A variety of headlines hit the site this week. Trade, tragedies, theft and more. Take a look at the top Eagle Ford news stories from the past week.
5.) Stricter offshore drilling rules issued, upsetting industry
NEW ORLEANS (AP) — The Obama administration issued new rules Thursday to make oil and natural gas offshore drilling equipment safer and to reduce risks in digging wells, but the oil industry and its supporters in Congress say they are costly and questioned their need.
The rules published by the Interior Department came nearly six years after the catastrophic blowout of a BP well in the Gulf of Mexico killed 11 workers and injured many others aboard Transocean’s Deepwater Horizon drilling rig. The out-of-control leak dumped millions of gallons of oil into the Gulf.

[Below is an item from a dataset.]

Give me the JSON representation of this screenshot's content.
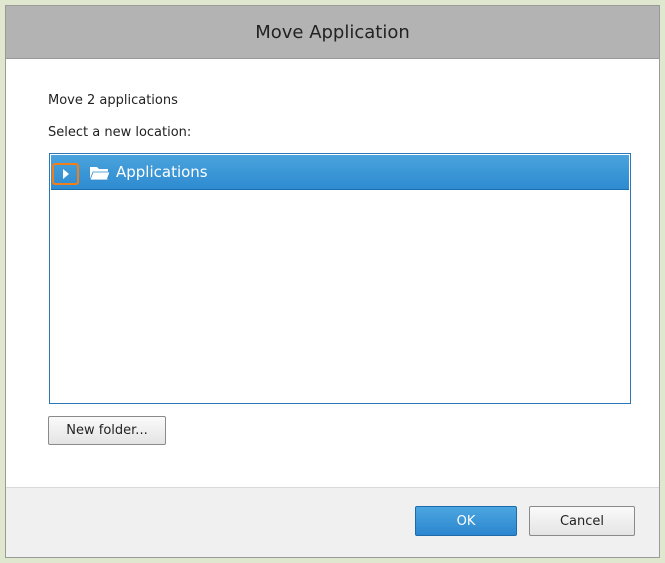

4.) Mexico thieves build tunnel, camouflaged truck to steal oil
MEXICO CITY (AP) — Authorities in central Mexico say thieves built a camouflaged truck to transport fuel stolen from government pipelines. Police found a tunnel built by pipeline thieves in the same state of Guanajuato last week.
The discoveries show the sophistication of thieves who drill taps into state-owned pipelines thousands of times every year to steal gasoline and diesel.
The Guanajuato state government said it found a gravel truck in which a huge fuel tank had been welded into the bed, covered by a hatch and a layer of gravel to avoid detection.
3.) Another study says global warming may be worse than experts think
WASHINGTON (AP) — Most computer simulations of climate change are underestimating by at least one degree how warm the world will get this century, a new study suggests.
It all comes down to clouds and how much heat they are trapping. According to the study published Thursday in the journal Science, computer model simulations say there is more ice and less liquid water in clouds than a decade of satellite observations show.
The more water and less ice in clouds, the more heat is trapped and less the light is reflected, said study co-author Trude Storelvmo, a Yale atmospheric scientist. She said even though it tens of degrees below freezing, the clouds still have lots of liquid water because they don’t have enough particles that helps the water turn to ice crystals.
2.) Global trade of LNG hits record high
Global trade of liquefied natural gas (LNG) reached record numbers in 2015, according to a new report.
The International Group of LNG Importers said shipments of LNG grew by 2.5 percent to an all-time high of 245.2 million tons annually.
Increased trade was driven by new liquefaction plants in Indonesia and Australia. The new facilities began exporting LNG to customers in Europe and the Middle East and contributed 11.4 million tons per year of new liquefaction capacity. Australia became the second-largest exporter of LNG, surpassing Malaysia.
1.) 2 workers killed, 1 hurt in South Texas pipeline accident
WOODSBORO, Texas (AP) — Officials say two workers have been killed and another was hurt during a high-pressure release as the men did repairs on a South Texas gas pipeline.
Refugio (ray-FYOO’-ee-oh) County authorities say the accident happened Tuesday afternoon at a Southcross Energy Partners plant near Woodsboro.